“The professors really care for you in personal ways,” says Harewood. “They support you in any way they can. Chapel Hill is a wonderful, small, loving and nice community.”
When Harewood was deciding on business schools, UNC Kenan-Flagler became the obvious choice. She knew friends and colleagues attending programs where classes were big and they didn’t receive much individual attention. That wasn’t for her.
“I want to connect with people and know them on a personal level,” says Harewood. “I was looking for a school focused on community building.”
After talking to UNC Kenan-Flagler students, she committed to the MBA program. There she cultivated constructive, respectful dialogue about differences in opinion. “Challenging each other’s thought processes was important to my educational experience,” she says. “I sought an environment where I was not afraid to ask questions and be inquisitive about teachings or concepts I was unfamiliar with.
“At UNC Kenan-Flagler, we exhibit a healthy amount of competition amongst each other that keeps us sharp and competitive outside of the classroom but not destructive to our academic pursuits and friendships that we’ve formed.”
“All the things I wanted to accomplish, I did,” she says. “The School nurtured me so I could achieve my goals.”
Born and raised in Trinidad and Tobago, Harewood’s decision to pursue a business career was influenced by her grandfather. “He always encouraged me to seek knowledge, dream big and never stop learning. He was the architect behind our entire family obtaining multiple degrees and having successful and rewarding careers.”
When Harewood was 8, her mother earned her business degree at Howard University, and then her MBA at John’s Hopkins University. “She wanted to be a role model and inspiration for me, and show me the opportunities are endless,” says Harewood.
“I saw my mom use her business degree to pivot into numerous exciting roles over the years and I wanted to have a career where I could do the same. I look forward to continuing my career with the tools I’ve learned in business school and living out the dreams my mom and grandfather had for me.”
Harewood came to UNC Kenan-Flagler wanting to change her career track from finance to marketing.
She spent the early part of her career working with the nonprofit organizations before moving to Morgan Stanley Wealth Management, where she helped support development of the firm’s first mobile banking application and implemented system enhancements across the division. She developed an interest in marketing while working on projects that incorporated product marketing.
“I hadn’t been aware of careers within product marketing and did research. I quickly realized that many of those roles still incorporated the quantitative analysis, such as data analytics and P&L management, that I wanted to maintain in any new role.
“The first year of business school, I had to work really hard, memorizing marketing frameworks and did several interviews until I found a company that had the right role for me. Luckily, I was successful in landing an amazing role with Verizon Business Group that incorporated the quantitative proficiency I desired and also has a robust marketing division where I could build my marketing acumen.”
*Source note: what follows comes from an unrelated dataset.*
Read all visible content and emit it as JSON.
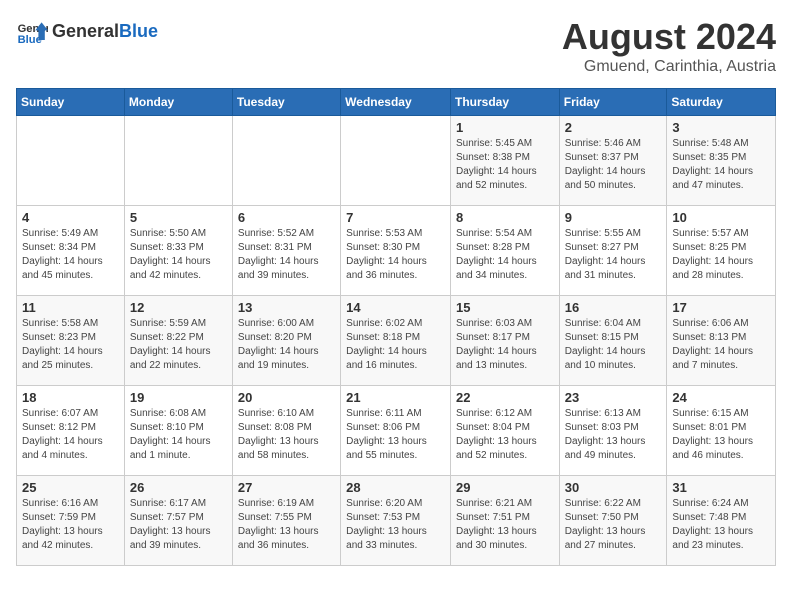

Her online summer internship program with Verizon led to a full-time position as a marketing manager with the company in the Washington, D.C., metro area.
At UNC Kenan-Flagler she focused on both marketing and data analytics. The ability to take consumer data and convert it to increase sales and develop a long-term strategy helped her land the full-time role, she says.
“The faculty created an environment where I was challenged to grow academically and learn from my peers,” Harewood says. “I developed a sense of fearlessness and confidence outside of the classroom as I know I’m prepared to represent myself and UNC Kenan-Flagler because of the support I received in the classroom.”
And Harewood’s commitment to diversity and inclusion isn’t finished.
“Increasing diversity and inclusion is not a job,” she says. “It’s a lifestyle. It will always be at the center of my work.”